Giddy Presents The Naked Truth: Is Going To Bed Angry OK?
I'm an AASECT-certified sex therapist and licensed professional counselor-supervisor based in Austin, Texas. I've been in practice for 14 years, including working in corporate settings, higher education and private practice.
If you have questions you want to be answered in future columns, send me an email at firstname.lastname@example.org. Privacy in all matters of intimacy is very important to me and any questions answered in this column will be entirely anonymous.
Enough about me, let's talk sex.
We have occasional fights and I heard that you shouldn't go to sleep without making up—but we do. Is that a major problem? What can I do?
Maya in Idaho
Let's start by saying sleep is a biological need and regardless of your mood, you should sleep at some point.
Society has tons of rules about what makes things right, but honestly, you are the expert on your own relationship. I love a good disagreement if it evolves into a productive conversation, and when it doesn't, take a beat and maybe a nap. I say it a lot in sessions, "With great fighting comes great F-bombing."
The notion of not going to bed angry has so many benefactors. I would agree that every day we wake up is a little piece of gratitude missed, so nobody wants to wake up angry. That being said, grow a set, shake it off and be grateful to wake up in the same pile of bricks with your person rather than holding on to who lost or won the argument. It is totally OK to disagree as long as respect is included.

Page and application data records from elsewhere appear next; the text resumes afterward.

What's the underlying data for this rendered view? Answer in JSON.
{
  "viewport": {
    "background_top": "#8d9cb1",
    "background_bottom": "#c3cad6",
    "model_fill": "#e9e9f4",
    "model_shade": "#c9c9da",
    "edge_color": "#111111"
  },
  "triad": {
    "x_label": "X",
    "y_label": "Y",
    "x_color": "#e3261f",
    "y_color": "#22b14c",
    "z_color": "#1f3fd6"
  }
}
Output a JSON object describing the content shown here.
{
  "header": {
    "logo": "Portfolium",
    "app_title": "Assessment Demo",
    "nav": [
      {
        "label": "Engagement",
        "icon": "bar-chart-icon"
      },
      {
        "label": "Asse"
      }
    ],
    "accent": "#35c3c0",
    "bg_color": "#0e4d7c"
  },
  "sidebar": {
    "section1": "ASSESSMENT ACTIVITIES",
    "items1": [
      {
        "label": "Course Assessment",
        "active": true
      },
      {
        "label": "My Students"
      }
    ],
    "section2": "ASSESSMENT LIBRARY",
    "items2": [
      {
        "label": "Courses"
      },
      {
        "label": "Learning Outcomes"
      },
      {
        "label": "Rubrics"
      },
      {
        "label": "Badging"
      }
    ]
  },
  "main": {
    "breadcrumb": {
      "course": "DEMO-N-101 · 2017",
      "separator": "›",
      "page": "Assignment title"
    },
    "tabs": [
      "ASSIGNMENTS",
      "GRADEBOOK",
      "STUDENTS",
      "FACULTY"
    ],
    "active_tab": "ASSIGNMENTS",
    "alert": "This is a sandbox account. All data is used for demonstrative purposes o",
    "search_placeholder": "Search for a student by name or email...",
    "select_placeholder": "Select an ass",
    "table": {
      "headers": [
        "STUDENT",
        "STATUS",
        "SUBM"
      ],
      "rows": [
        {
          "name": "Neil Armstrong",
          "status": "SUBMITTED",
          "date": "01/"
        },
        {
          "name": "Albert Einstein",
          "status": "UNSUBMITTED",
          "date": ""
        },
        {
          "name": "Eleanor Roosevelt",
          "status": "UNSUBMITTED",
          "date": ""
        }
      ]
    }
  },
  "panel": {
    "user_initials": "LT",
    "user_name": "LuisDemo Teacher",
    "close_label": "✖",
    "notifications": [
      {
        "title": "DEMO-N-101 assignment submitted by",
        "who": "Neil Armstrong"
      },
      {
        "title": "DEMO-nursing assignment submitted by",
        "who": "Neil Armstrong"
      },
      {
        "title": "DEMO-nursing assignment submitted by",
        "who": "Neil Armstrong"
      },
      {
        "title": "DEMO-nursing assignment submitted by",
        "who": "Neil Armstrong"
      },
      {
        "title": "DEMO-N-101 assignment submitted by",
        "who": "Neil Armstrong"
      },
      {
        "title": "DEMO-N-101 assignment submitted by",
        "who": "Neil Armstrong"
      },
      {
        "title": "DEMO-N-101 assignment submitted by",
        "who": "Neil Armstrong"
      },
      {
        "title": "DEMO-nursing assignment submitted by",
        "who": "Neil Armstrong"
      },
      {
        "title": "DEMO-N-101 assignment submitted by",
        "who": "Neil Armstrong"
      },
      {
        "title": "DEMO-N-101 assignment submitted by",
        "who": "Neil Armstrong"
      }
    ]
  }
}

My favorite little statement to giggle at is the term "makeup sex." What does this mean? I personally prefer to see sex and affection as a sweet moment of pleasure without the need for labels. Essentially, I prefer no stipulations.

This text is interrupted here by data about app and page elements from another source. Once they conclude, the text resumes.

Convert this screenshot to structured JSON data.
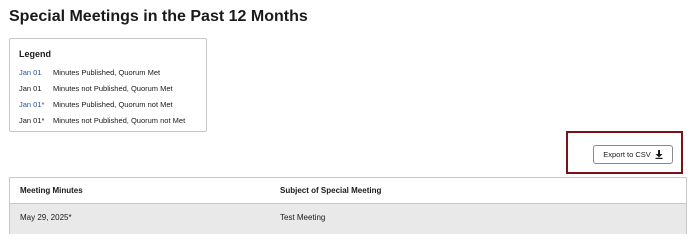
{
  "page": {
    "title": "Special Meetings in the Past 12 Months"
  },
  "legend": {
    "title": "Legend",
    "items": [
      {
        "date": "Jan 01",
        "description": "Minutes Published, Quorum Met",
        "color": "#2a4f9a"
      },
      {
        "date": "Jan 01",
        "description": "Minutes not Published, Quorum Met",
        "color": "#1a1a1a"
      },
      {
        "date": "Jan 01*",
        "description": "Minutes Published, Quorum not Met",
        "color": "#2a4f9a"
      },
      {
        "date": "Jan 01*",
        "description": "Minutes not Published, Quorum not Met",
        "color": "#1a1a1a"
      }
    ]
  },
  "toolbar": {
    "export_label": "Export to CSV",
    "export_icon": "download-icon",
    "highlight_color": "#7a1218"
  },
  "table": {
    "columns": [
      "Meeting Minutes",
      "Subject of Special Meeting"
    ],
    "rows": [
      {
        "date": "May 29, 2025*",
        "subject": "Test Meeting"
      }
    ]
  }
}
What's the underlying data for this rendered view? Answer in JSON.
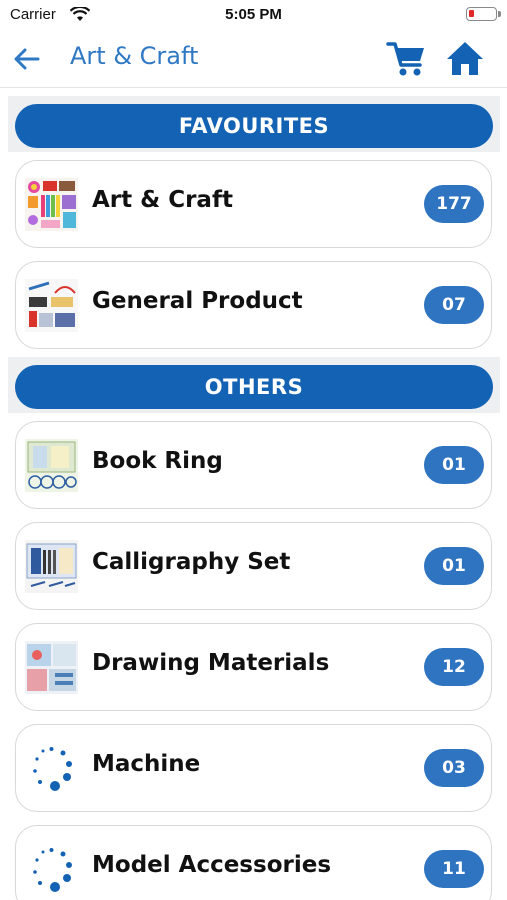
{
  "status_bar": {
    "carrier": "Carrier",
    "time": "5:05 PM"
  },
  "nav": {
    "title": "Art & Craft",
    "icons": [
      "back-arrow-icon",
      "cart-icon",
      "home-icon"
    ]
  },
  "colors": {
    "primary": "#1462b4",
    "badge": "#2f74c0",
    "title": "#2f78c4",
    "section_bg": "#eeeff1"
  },
  "favourites": {
    "label": "FAVOURITES",
    "items": [
      {
        "label": "Art & Craft",
        "count": "177"
      },
      {
        "label": "General Product",
        "count": "07"
      }
    ]
  },
  "others": {
    "label": "OTHERS",
    "items": [
      {
        "label": "Book Ring",
        "count": "01"
      },
      {
        "label": "Calligraphy Set",
        "count": "01"
      },
      {
        "label": "Drawing Materials",
        "count": "12"
      },
      {
        "label": "Machine",
        "count": "03"
      },
      {
        "label": "Model Accessories",
        "count": "11"
      }
    ]
  }
}
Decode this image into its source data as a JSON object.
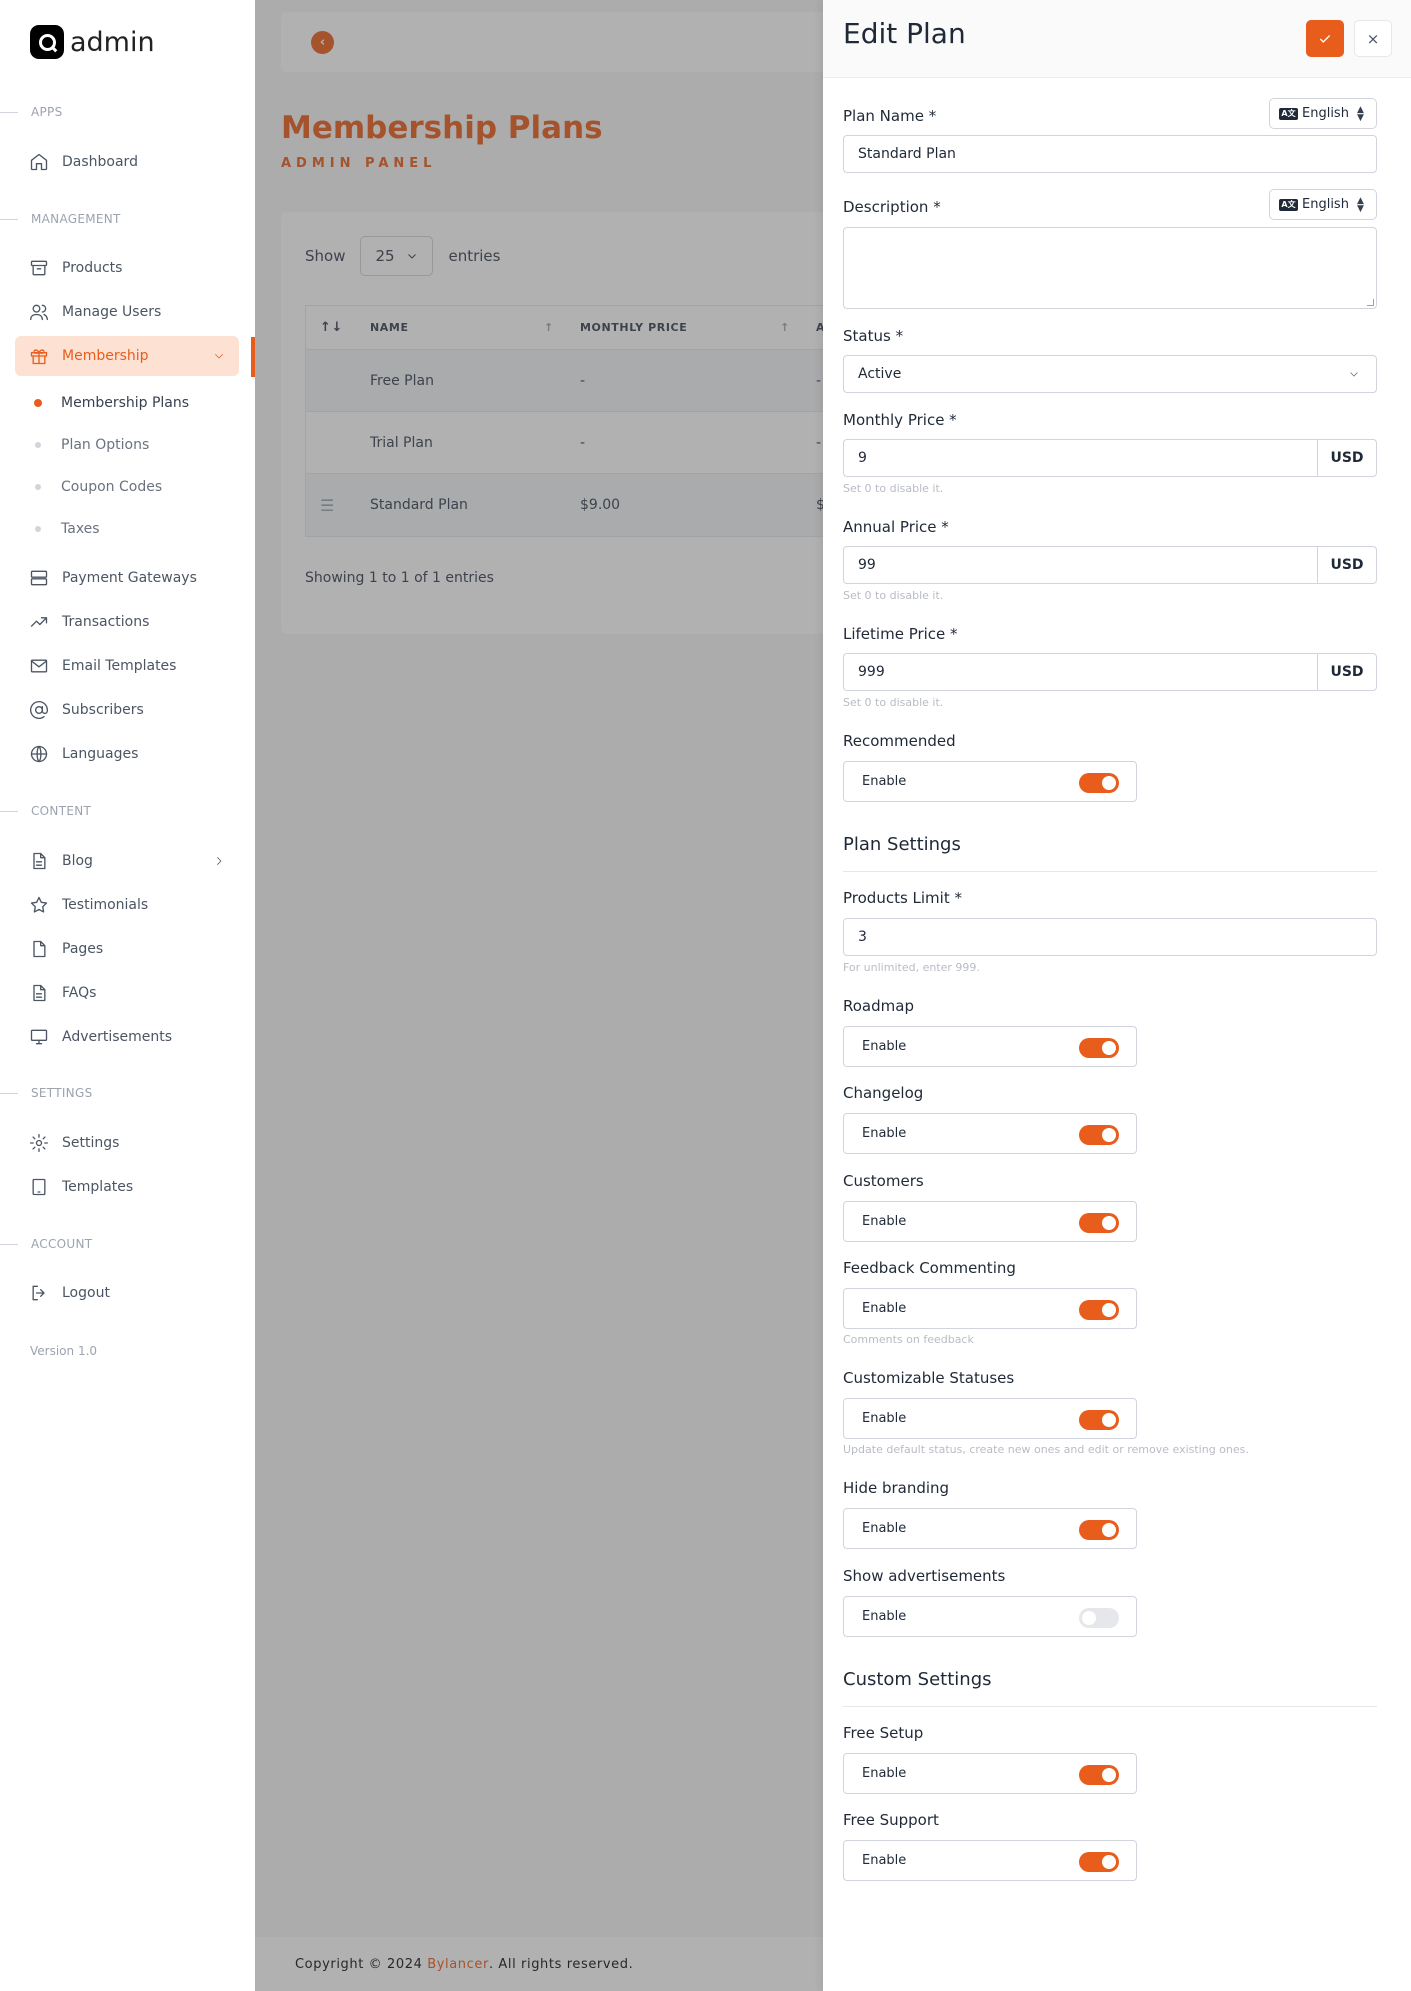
{
  "app": {
    "logo_text": "admin"
  },
  "sidebar": {
    "sections": {
      "apps": "APPS",
      "management": "MANAGEMENT",
      "content": "CONTENT",
      "settings": "SETTINGS",
      "account": "ACCOUNT"
    },
    "items": {
      "dashboard": "Dashboard",
      "products": "Products",
      "manage_users": "Manage Users",
      "membership": "Membership",
      "payment_gateways": "Payment Gateways",
      "transactions": "Transactions",
      "email_templates": "Email Templates",
      "subscribers": "Subscribers",
      "languages": "Languages",
      "blog": "Blog",
      "testimonials": "Testimonials",
      "pages": "Pages",
      "faqs": "FAQs",
      "advertisements": "Advertisements",
      "settings": "Settings",
      "templates": "Templates",
      "logout": "Logout"
    },
    "membership_sub": [
      "Membership Plans",
      "Plan Options",
      "Coupon Codes",
      "Taxes"
    ],
    "version": "Version 1.0"
  },
  "main": {
    "title": "Membership Plans",
    "subtitle": "ADMIN PANEL",
    "show_label": "Show",
    "show_value": "25",
    "entries_label": "entries",
    "table": {
      "headers": [
        "NAME",
        "MONTHLY PRICE",
        "A"
      ],
      "rows": [
        {
          "name": "Free Plan",
          "monthly": "-",
          "next": "-"
        },
        {
          "name": "Trial Plan",
          "monthly": "-",
          "next": "-"
        },
        {
          "name": "Standard Plan",
          "monthly": "$9.00",
          "next": "$"
        }
      ]
    },
    "entries_info": "Showing 1 to 1 of 1 entries",
    "footer": {
      "prefix": "Copyright © 2024 ",
      "brand": "Bylancer",
      "suffix": ". All rights reserved."
    }
  },
  "panel": {
    "title": "Edit Plan",
    "close_label": "×",
    "lang_label": "English",
    "plan_name": {
      "label": "Plan Name *",
      "value": "Standard Plan"
    },
    "description": {
      "label": "Description *"
    },
    "status": {
      "label": "Status *",
      "value": "Active"
    },
    "monthly_price": {
      "label": "Monthly Price *",
      "value": "9",
      "currency": "USD",
      "hint": "Set 0 to disable it."
    },
    "annual_price": {
      "label": "Annual Price *",
      "value": "99",
      "currency": "USD",
      "hint": "Set 0 to disable it."
    },
    "lifetime_price": {
      "label": "Lifetime Price *",
      "value": "999",
      "currency": "USD",
      "hint": "Set 0 to disable it."
    },
    "enable_label": "Enable",
    "recommended": {
      "label": "Recommended",
      "enabled": true
    },
    "plan_settings_title": "Plan Settings",
    "products_limit": {
      "label": "Products Limit *",
      "value": "3",
      "hint": "For unlimited, enter 999."
    },
    "roadmap": {
      "label": "Roadmap",
      "enabled": true
    },
    "changelog": {
      "label": "Changelog",
      "enabled": true
    },
    "customers": {
      "label": "Customers",
      "enabled": true
    },
    "feedback_commenting": {
      "label": "Feedback Commenting",
      "enabled": true,
      "hint": "Comments on feedback"
    },
    "customizable_statuses": {
      "label": "Customizable Statuses",
      "enabled": true,
      "hint": "Update default status, create new ones and edit or remove existing ones."
    },
    "hide_branding": {
      "label": "Hide branding",
      "enabled": true
    },
    "show_advertisements": {
      "label": "Show advertisements",
      "enabled": false
    },
    "custom_settings_title": "Custom Settings",
    "free_setup": {
      "label": "Free Setup",
      "enabled": true
    },
    "free_support": {
      "label": "Free Support",
      "enabled": true
    }
  },
  "colors": {
    "accent": "#e85d1c",
    "active_bg": "#fde1d3"
  }
}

Here's a simple example. If you want to quit smoking and you are not super sold on the idea, you might justify smoking only when you drink. So then you start drinking so you can have just a drag.
My point here is that you should thrive on the perspective that an argument does in fact represent that each of you cares. I had a phrase in this book I wrote that still turns me on: Hallway sex. "F-you, no F-you." It's the passion that feeds into the truth that each of you has not given up on the other.

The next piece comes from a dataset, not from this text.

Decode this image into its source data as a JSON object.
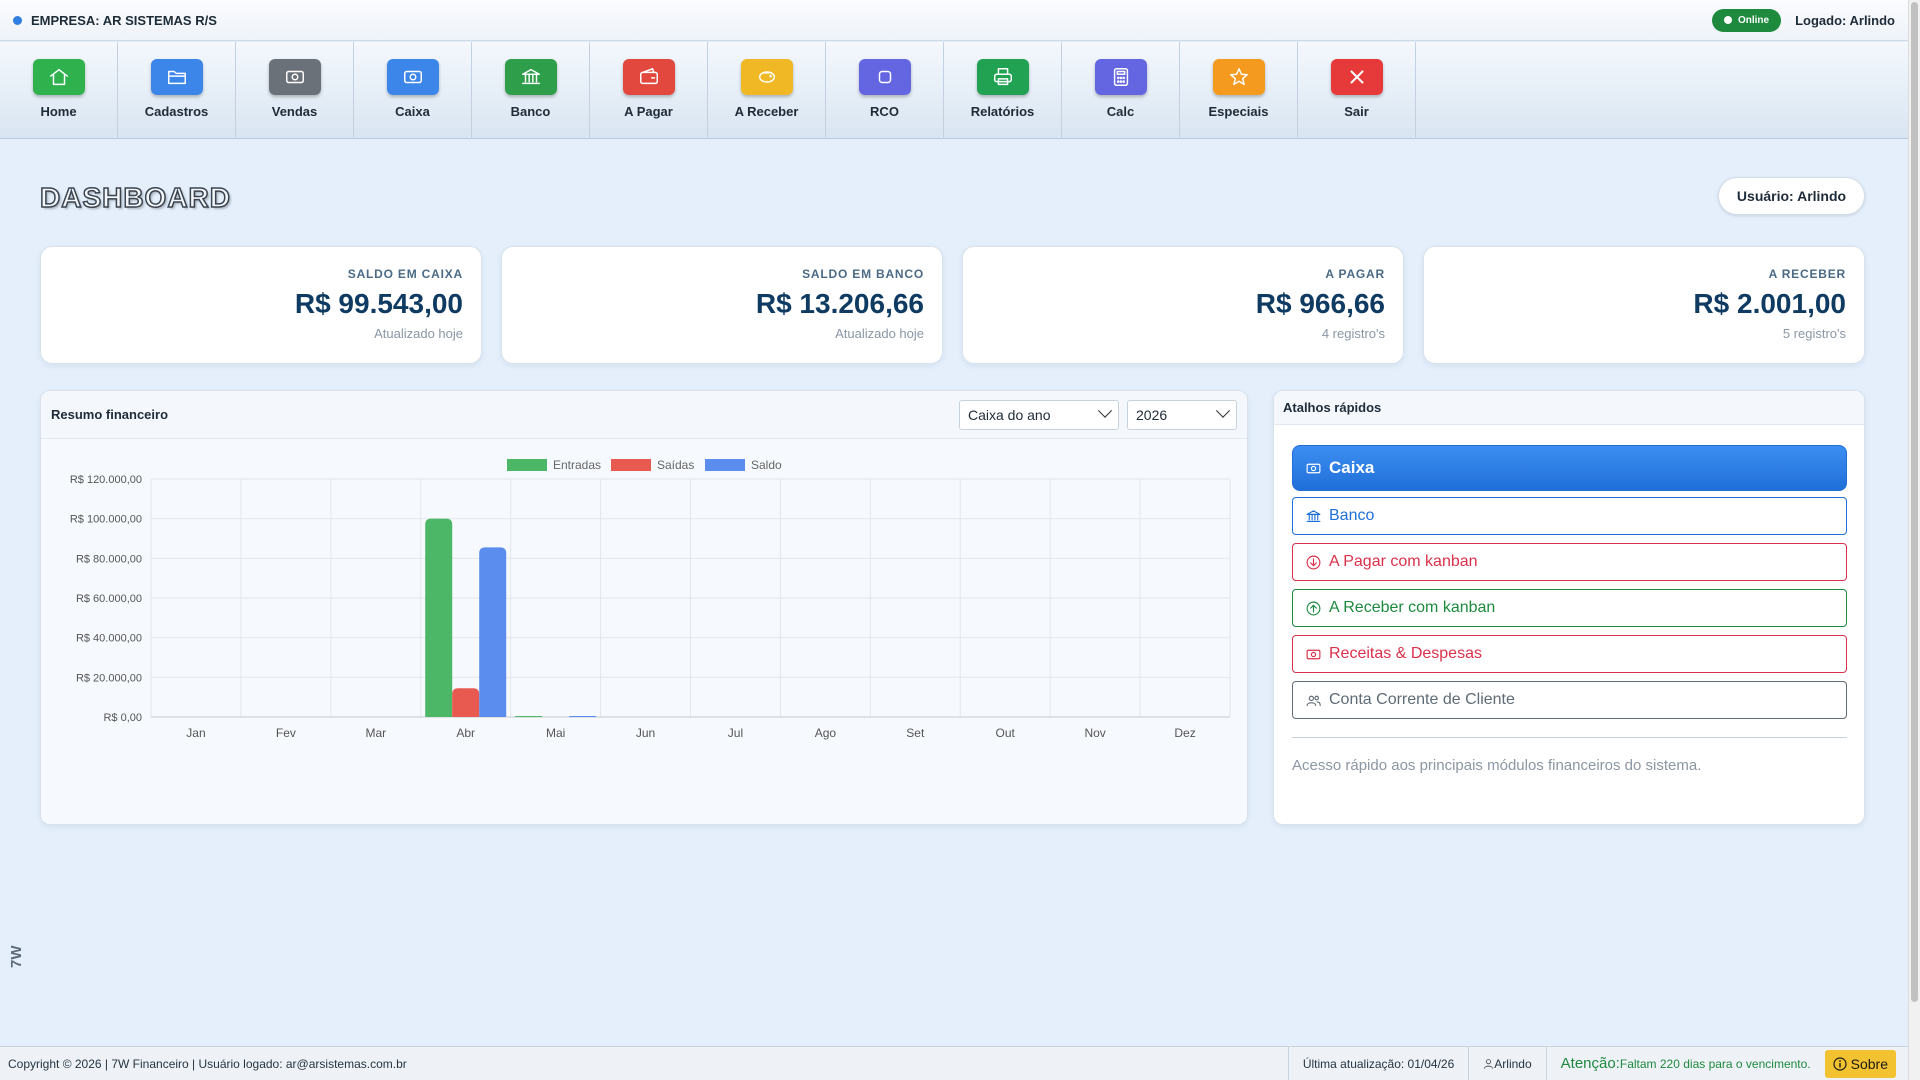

All arguments need to have some productive boundaries. Set a timer for 10 minutes; divide by two and look out. If you change the language from "you never" to "I would like more of," you will both further the dynamic. It feels much less like an accusation and looks more like appreciation for the healthy in each of you. The argument may spark up passion.
Again, I'm not shy, so feel free to ask me anything. Remember, this will always be anonymous. If you have any questions about relationships, sexual activities or your partners, let me know. Tell me your first name and the state you live in so I can attribute your question. Please email me at email@example.com. We will always respect your privacy.